*Work to be completed*
Leave out the pictures and copy each record below exactly.

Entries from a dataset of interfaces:
"""

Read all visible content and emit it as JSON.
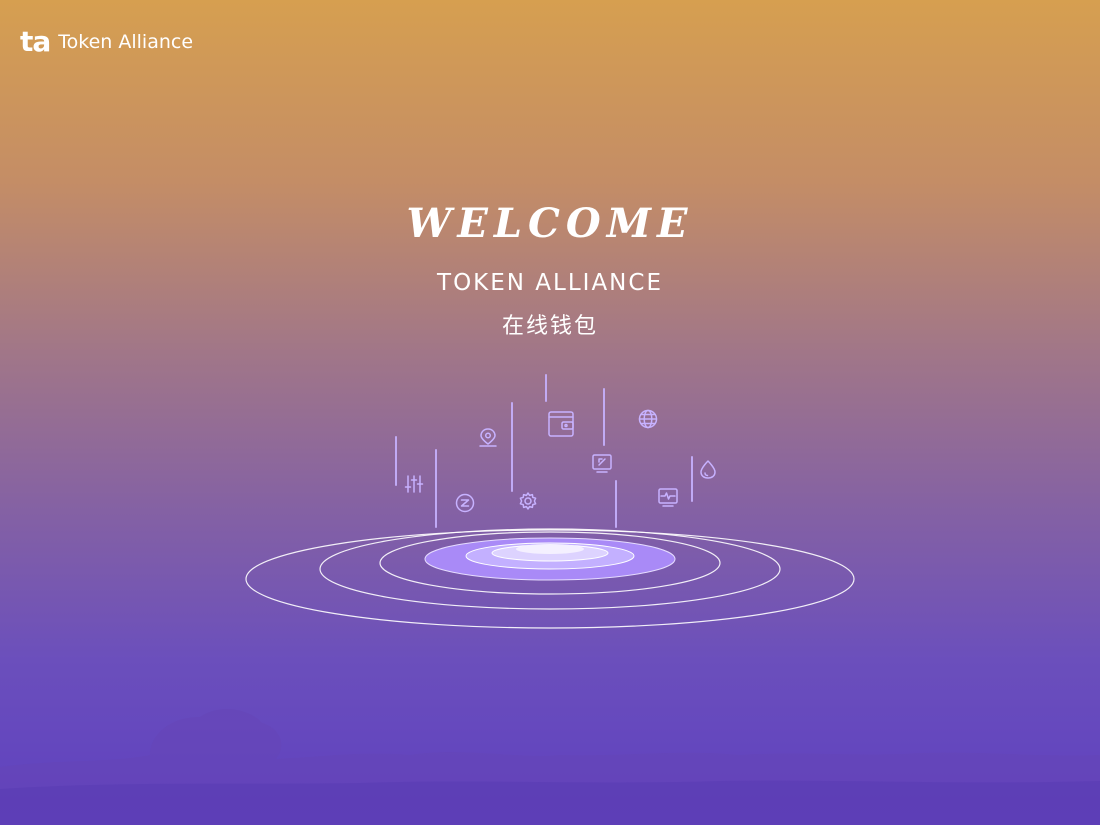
{
  "header": {
    "logo_mark": "ta",
    "brand_name": "Token Alliance"
  },
  "hero": {
    "welcome": "WELCOME",
    "subtitle": "TOKEN ALLIANCE",
    "subtitle_cn": "在线钱包"
  },
  "illustration": {
    "icons": [
      "location-pin-icon",
      "wallet-icon",
      "globe-icon",
      "upload-screen-icon",
      "water-drop-icon",
      "sliders-icon",
      "no-entry-icon",
      "gear-icon",
      "monitor-pulse-icon"
    ]
  },
  "colors": {
    "gradient_top": "#d69f50",
    "gradient_bottom": "#5e40c0",
    "accent": "#b39cff",
    "ring": "#ffffff"
  }
}
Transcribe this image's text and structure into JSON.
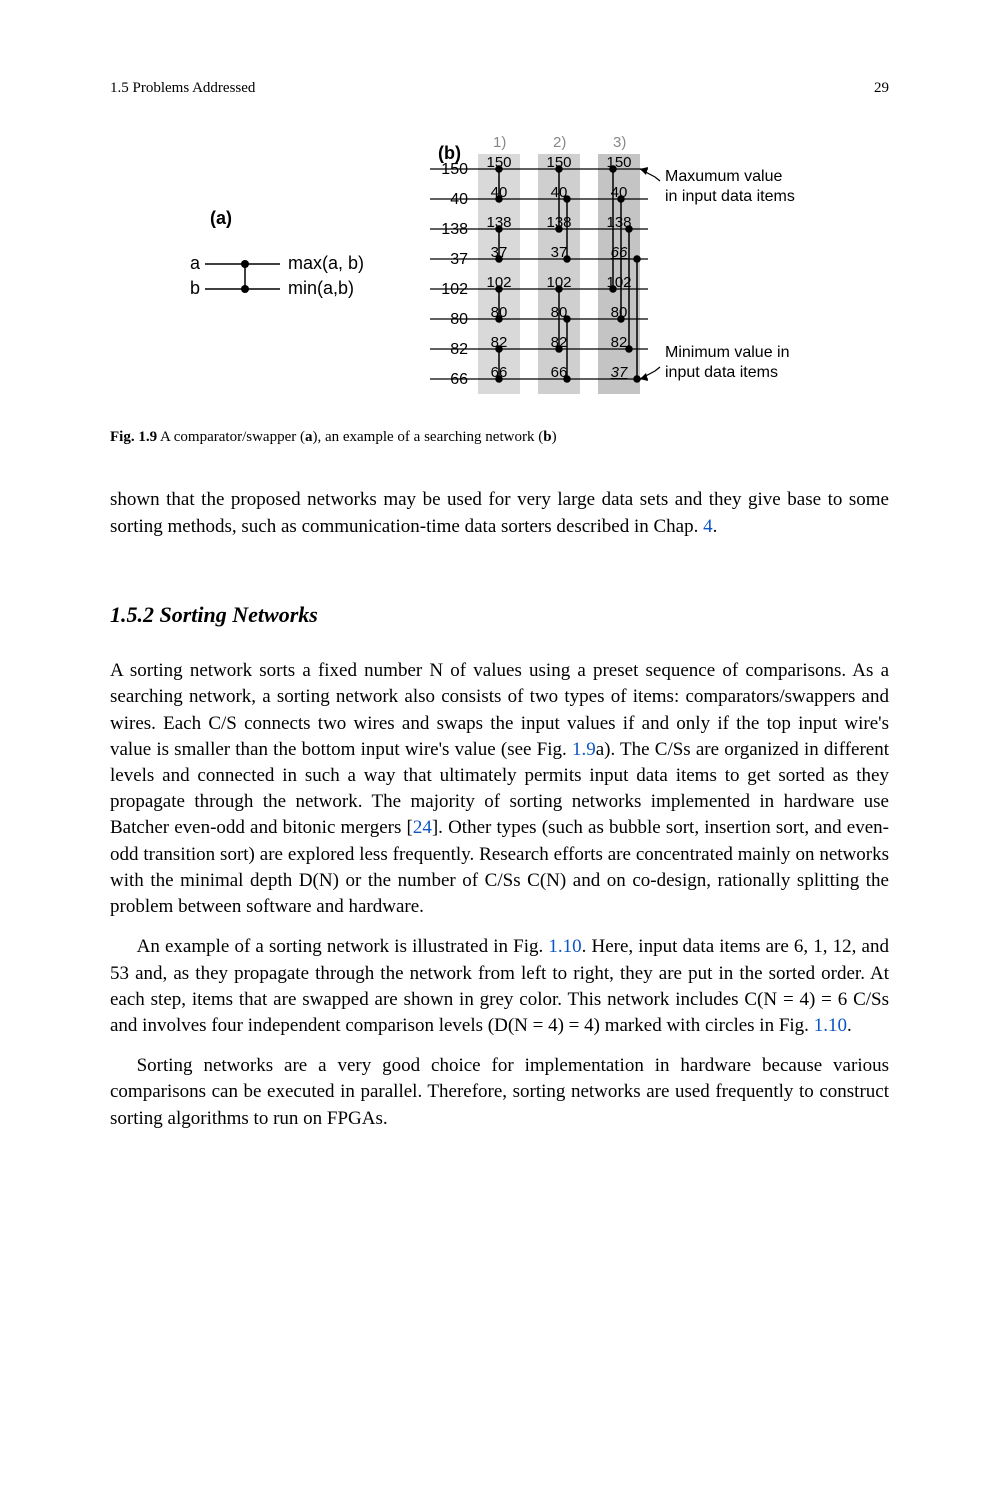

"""

*Response to this task*
Read all visible content and emit it as JSON.
{
  "header": {
    "logo_mark": "ta",
    "brand_name": "Token Alliance"
  },
  "hero": {
    "welcome": "WELCOME",
    "subtitle": "TOKEN ALLIANCE",
    "subtitle_cn": "在线钱包"
  },
  "illustration": {
    "icons": [
      "location-pin-icon",
      "wallet-icon",
      "globe-icon",
      "upload-screen-icon",
      "water-drop-icon",
      "sliders-icon",
      "no-entry-icon",
      "gear-icon",
      "monitor-pulse-icon"
    ]
  },
  "colors": {
    "gradient_top": "#d69f50",
    "gradient_bottom": "#5e40c0",
    "accent": "#b39cff",
    "ring": "#ffffff"
  }
}
Transcribe this image's text and structure into JSON.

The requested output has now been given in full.